▶ _Your objective_: Retype the entries exactly, but skip the pictures.

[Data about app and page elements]
++++++++++

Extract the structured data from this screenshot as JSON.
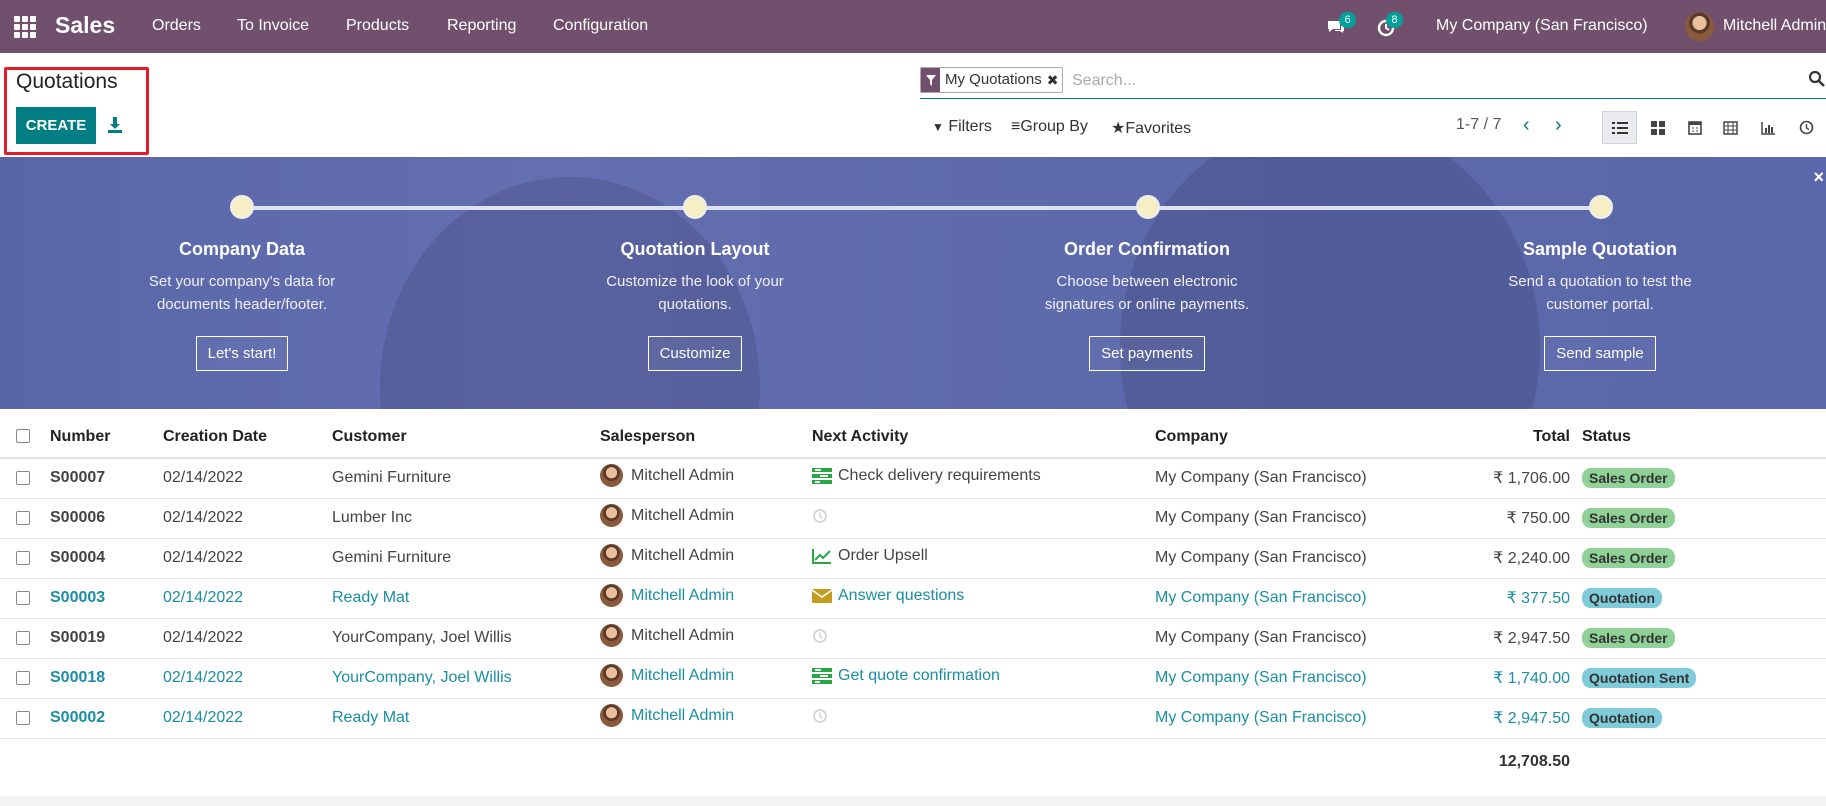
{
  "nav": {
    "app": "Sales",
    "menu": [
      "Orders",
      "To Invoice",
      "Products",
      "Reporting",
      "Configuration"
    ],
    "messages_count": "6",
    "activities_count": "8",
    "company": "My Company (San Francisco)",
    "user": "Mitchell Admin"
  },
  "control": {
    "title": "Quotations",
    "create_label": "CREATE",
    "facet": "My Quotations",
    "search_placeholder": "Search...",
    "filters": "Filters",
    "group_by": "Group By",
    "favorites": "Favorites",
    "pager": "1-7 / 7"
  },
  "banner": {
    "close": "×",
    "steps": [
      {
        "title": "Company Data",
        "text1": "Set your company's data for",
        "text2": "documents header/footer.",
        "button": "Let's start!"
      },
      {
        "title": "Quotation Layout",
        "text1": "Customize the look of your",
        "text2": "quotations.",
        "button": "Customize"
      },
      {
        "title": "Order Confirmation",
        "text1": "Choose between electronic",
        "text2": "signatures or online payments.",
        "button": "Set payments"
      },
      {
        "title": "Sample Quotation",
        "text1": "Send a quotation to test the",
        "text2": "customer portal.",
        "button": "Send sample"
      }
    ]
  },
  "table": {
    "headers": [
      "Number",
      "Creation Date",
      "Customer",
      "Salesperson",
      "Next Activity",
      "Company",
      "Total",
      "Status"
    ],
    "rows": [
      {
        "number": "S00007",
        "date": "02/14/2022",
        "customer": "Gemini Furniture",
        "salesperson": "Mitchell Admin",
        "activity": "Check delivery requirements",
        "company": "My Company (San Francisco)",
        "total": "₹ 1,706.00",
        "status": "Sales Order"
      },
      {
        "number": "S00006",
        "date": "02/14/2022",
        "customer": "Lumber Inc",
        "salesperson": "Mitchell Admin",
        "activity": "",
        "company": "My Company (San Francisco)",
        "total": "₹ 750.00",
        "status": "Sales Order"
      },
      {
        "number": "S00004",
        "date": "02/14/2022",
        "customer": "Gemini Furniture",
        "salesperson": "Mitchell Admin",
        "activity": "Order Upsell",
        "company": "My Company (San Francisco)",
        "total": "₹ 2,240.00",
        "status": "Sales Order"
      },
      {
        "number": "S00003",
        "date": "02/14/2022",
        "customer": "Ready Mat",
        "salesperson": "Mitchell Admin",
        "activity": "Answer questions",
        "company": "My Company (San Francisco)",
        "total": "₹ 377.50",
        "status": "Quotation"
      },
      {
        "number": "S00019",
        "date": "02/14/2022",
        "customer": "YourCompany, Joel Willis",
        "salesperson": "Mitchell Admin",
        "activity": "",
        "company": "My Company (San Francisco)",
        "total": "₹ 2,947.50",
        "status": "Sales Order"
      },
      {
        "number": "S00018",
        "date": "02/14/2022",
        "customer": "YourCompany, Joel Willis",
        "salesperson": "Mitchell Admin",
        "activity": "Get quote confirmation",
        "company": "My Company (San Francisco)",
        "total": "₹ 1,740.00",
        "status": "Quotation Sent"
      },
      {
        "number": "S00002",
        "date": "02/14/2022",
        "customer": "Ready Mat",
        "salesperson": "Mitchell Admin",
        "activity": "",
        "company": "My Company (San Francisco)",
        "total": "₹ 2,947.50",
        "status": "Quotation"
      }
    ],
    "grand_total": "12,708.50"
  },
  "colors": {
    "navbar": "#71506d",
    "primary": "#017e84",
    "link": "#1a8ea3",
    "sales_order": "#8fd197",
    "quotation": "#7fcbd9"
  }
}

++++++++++

▶ _Answer section_:
Extract the structured data from this screenshot as JSON.
{
  "nav": {
    "app": "Sales",
    "menu": [
      "Orders",
      "To Invoice",
      "Products",
      "Reporting",
      "Configuration"
    ],
    "messages_count": "6",
    "activities_count": "8",
    "company": "My Company (San Francisco)",
    "user": "Mitchell Admin"
  },
  "control": {
    "title": "Quotations",
    "create_label": "CREATE",
    "facet": "My Quotations",
    "search_placeholder": "Search...",
    "filters": "Filters",
    "group_by": "Group By",
    "favorites": "Favorites",
    "pager": "1-7 / 7"
  },
  "banner": {
    "close": "×",
    "steps": [
      {
        "title": "Company Data",
        "text1": "Set your company's data for",
        "text2": "documents header/footer.",
        "button": "Let's start!"
      },
      {
        "title": "Quotation Layout",
        "text1": "Customize the look of your",
        "text2": "quotations.",
        "button": "Customize"
      },
      {
        "title": "Order Confirmation",
        "text1": "Choose between electronic",
        "text2": "signatures or online payments.",
        "button": "Set payments"
      },
      {
        "title": "Sample Quotation",
        "text1": "Send a quotation to test the",
        "text2": "customer portal.",
        "button": "Send sample"
      }
    ]
  },
  "table": {
    "headers": [
      "Number",
      "Creation Date",
      "Customer",
      "Salesperson",
      "Next Activity",
      "Company",
      "Total",
      "Status"
    ],
    "rows": [
      {
        "number": "S00007",
        "date": "02/14/2022",
        "customer": "Gemini Furniture",
        "salesperson": "Mitchell Admin",
        "activity": "Check delivery requirements",
        "company": "My Company (San Francisco)",
        "total": "₹ 1,706.00",
        "status": "Sales Order"
      },
      {
        "number": "S00006",
        "date": "02/14/2022",
        "customer": "Lumber Inc",
        "salesperson": "Mitchell Admin",
        "activity": "",
        "company": "My Company (San Francisco)",
        "total": "₹ 750.00",
        "status": "Sales Order"
      },
      {
        "number": "S00004",
        "date": "02/14/2022",
        "customer": "Gemini Furniture",
        "salesperson": "Mitchell Admin",
        "activity": "Order Upsell",
        "company": "My Company (San Francisco)",
        "total": "₹ 2,240.00",
        "status": "Sales Order"
      },
      {
        "number": "S00003",
        "date": "02/14/2022",
        "customer": "Ready Mat",
        "salesperson": "Mitchell Admin",
        "activity": "Answer questions",
        "company": "My Company (San Francisco)",
        "total": "₹ 377.50",
        "status": "Quotation"
      },
      {
        "number": "S00019",
        "date": "02/14/2022",
        "customer": "YourCompany, Joel Willis",
        "salesperson": "Mitchell Admin",
        "activity": "",
        "company": "My Company (San Francisco)",
        "total": "₹ 2,947.50",
        "status": "Sales Order"
      },
      {
        "number": "S00018",
        "date": "02/14/2022",
        "customer": "YourCompany, Joel Willis",
        "salesperson": "Mitchell Admin",
        "activity": "Get quote confirmation",
        "company": "My Company (San Francisco)",
        "total": "₹ 1,740.00",
        "status": "Quotation Sent"
      },
      {
        "number": "S00002",
        "date": "02/14/2022",
        "customer": "Ready Mat",
        "salesperson": "Mitchell Admin",
        "activity": "",
        "company": "My Company (San Francisco)",
        "total": "₹ 2,947.50",
        "status": "Quotation"
      }
    ],
    "grand_total": "12,708.50"
  },
  "colors": {
    "navbar": "#71506d",
    "primary": "#017e84",
    "link": "#1a8ea3",
    "sales_order": "#8fd197",
    "quotation": "#7fcbd9"
  }
}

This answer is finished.